--- Recorded data Enclosed Below ---

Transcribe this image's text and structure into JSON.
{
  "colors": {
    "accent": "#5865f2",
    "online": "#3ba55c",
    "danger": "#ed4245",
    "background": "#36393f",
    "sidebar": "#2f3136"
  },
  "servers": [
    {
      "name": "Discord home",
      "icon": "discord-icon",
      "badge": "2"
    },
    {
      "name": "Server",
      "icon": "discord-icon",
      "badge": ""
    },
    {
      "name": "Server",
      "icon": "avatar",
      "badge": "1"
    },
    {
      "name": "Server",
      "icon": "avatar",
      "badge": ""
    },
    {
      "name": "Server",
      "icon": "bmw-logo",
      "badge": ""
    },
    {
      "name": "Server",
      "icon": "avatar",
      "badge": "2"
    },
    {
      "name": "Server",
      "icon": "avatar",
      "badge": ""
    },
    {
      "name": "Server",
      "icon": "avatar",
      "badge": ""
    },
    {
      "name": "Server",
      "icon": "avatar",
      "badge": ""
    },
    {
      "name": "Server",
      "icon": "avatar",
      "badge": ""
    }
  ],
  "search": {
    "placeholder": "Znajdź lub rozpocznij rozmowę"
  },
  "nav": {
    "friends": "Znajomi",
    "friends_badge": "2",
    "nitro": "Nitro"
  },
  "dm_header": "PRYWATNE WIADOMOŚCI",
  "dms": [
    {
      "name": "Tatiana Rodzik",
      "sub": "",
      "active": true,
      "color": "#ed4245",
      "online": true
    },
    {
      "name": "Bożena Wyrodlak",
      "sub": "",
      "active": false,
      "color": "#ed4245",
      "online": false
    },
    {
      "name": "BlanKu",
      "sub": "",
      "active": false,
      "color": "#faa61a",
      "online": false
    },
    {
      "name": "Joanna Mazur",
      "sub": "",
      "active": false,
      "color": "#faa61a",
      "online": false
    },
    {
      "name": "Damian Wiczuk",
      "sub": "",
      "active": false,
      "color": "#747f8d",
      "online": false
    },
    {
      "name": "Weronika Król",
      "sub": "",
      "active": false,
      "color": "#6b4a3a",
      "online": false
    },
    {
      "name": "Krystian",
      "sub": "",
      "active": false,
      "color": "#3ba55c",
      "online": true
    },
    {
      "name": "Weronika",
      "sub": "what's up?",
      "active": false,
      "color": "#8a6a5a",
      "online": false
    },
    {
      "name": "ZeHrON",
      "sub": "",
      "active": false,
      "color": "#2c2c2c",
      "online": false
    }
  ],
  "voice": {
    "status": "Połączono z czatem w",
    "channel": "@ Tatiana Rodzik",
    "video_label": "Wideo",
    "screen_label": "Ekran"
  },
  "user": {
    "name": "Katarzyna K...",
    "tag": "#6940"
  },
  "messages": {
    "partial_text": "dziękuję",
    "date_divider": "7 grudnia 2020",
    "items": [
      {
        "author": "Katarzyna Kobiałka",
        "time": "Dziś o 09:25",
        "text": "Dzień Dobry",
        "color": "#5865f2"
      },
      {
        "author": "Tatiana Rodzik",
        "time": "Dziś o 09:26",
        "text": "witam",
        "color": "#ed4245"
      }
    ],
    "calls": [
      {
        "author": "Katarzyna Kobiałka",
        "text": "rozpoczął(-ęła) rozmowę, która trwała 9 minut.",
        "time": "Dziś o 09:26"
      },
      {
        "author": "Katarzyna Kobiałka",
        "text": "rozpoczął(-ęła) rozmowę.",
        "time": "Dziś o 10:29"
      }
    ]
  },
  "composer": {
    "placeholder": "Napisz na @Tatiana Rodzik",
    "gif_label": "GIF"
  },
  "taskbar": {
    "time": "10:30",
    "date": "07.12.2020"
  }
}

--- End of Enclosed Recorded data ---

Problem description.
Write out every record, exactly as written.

Your solution.
Transcribe this image's text and structure into JSON.
{
  "colors": {
    "accent": "#5865f2",
    "online": "#3ba55c",
    "danger": "#ed4245",
    "background": "#36393f",
    "sidebar": "#2f3136"
  },
  "servers": [
    {
      "name": "Discord home",
      "icon": "discord-icon",
      "badge": "2"
    },
    {
      "name": "Server",
      "icon": "discord-icon",
      "badge": ""
    },
    {
      "name": "Server",
      "icon": "avatar",
      "badge": "1"
    },
    {
      "name": "Server",
      "icon": "avatar",
      "badge": ""
    },
    {
      "name": "Server",
      "icon": "bmw-logo",
      "badge": ""
    },
    {
      "name": "Server",
      "icon": "avatar",
      "badge": "2"
    },
    {
      "name": "Server",
      "icon": "avatar",
      "badge": ""
    },
    {
      "name": "Server",
      "icon": "avatar",
      "badge": ""
    },
    {
      "name": "Server",
      "icon": "avatar",
      "badge": ""
    },
    {
      "name": "Server",
      "icon": "avatar",
      "badge": ""
    }
  ],
  "search": {
    "placeholder": "Znajdź lub rozpocznij rozmowę"
  },
  "nav": {
    "friends": "Znajomi",
    "friends_badge": "2",
    "nitro": "Nitro"
  },
  "dm_header": "PRYWATNE WIADOMOŚCI",
  "dms": [
    {
      "name": "Tatiana Rodzik",
      "sub": "",
      "active": true,
      "color": "#ed4245",
      "online": true
    },
    {
      "name": "Bożena Wyrodlak",
      "sub": "",
      "active": false,
      "color": "#ed4245",
      "online": false
    },
    {
      "name": "BlanKu",
      "sub": "",
      "active": false,
      "color": "#faa61a",
      "online": false
    },
    {
      "name": "Joanna Mazur",
      "sub": "",
      "active": false,
      "color": "#faa61a",
      "online": false
    },
    {
      "name": "Damian Wiczuk",
      "sub": "",
      "active": false,
      "color": "#747f8d",
      "online": false
    },
    {
      "name": "Weronika Król",
      "sub": "",
      "active": false,
      "color": "#6b4a3a",
      "online": false
    },
    {
      "name": "Krystian",
      "sub": "",
      "active": false,
      "color": "#3ba55c",
      "online": true
    },
    {
      "name": "Weronika",
      "sub": "what's up?",
      "active": false,
      "color": "#8a6a5a",
      "online": false
    },
    {
      "name": "ZeHrON",
      "sub": "",
      "active": false,
      "color": "#2c2c2c",
      "online": false
    }
  ],
  "voice": {
    "status": "Połączono z czatem w",
    "channel": "@ Tatiana Rodzik",
    "video_label": "Wideo",
    "screen_label": "Ekran"
  },
  "user": {
    "name": "Katarzyna K...",
    "tag": "#6940"
  },
  "messages": {
    "partial_text": "dziękuję",
    "date_divider": "7 grudnia 2020",
    "items": [
      {
        "author": "Katarzyna Kobiałka",
        "time": "Dziś o 09:25",
        "text": "Dzień Dobry",
        "color": "#5865f2"
      },
      {
        "author": "Tatiana Rodzik",
        "time": "Dziś o 09:26",
        "text": "witam",
        "color": "#ed4245"
      }
    ],
    "calls": [
      {
        "author": "Katarzyna Kobiałka",
        "text": "rozpoczął(-ęła) rozmowę, która trwała 9 minut.",
        "time": "Dziś o 09:26"
      },
      {
        "author": "Katarzyna Kobiałka",
        "text": "rozpoczął(-ęła) rozmowę.",
        "time": "Dziś o 10:29"
      }
    ]
  },
  "composer": {
    "placeholder": "Napisz na @Tatiana Rodzik",
    "gif_label": "GIF"
  },
  "taskbar": {
    "time": "10:30",
    "date": "07.12.2020"
  }
}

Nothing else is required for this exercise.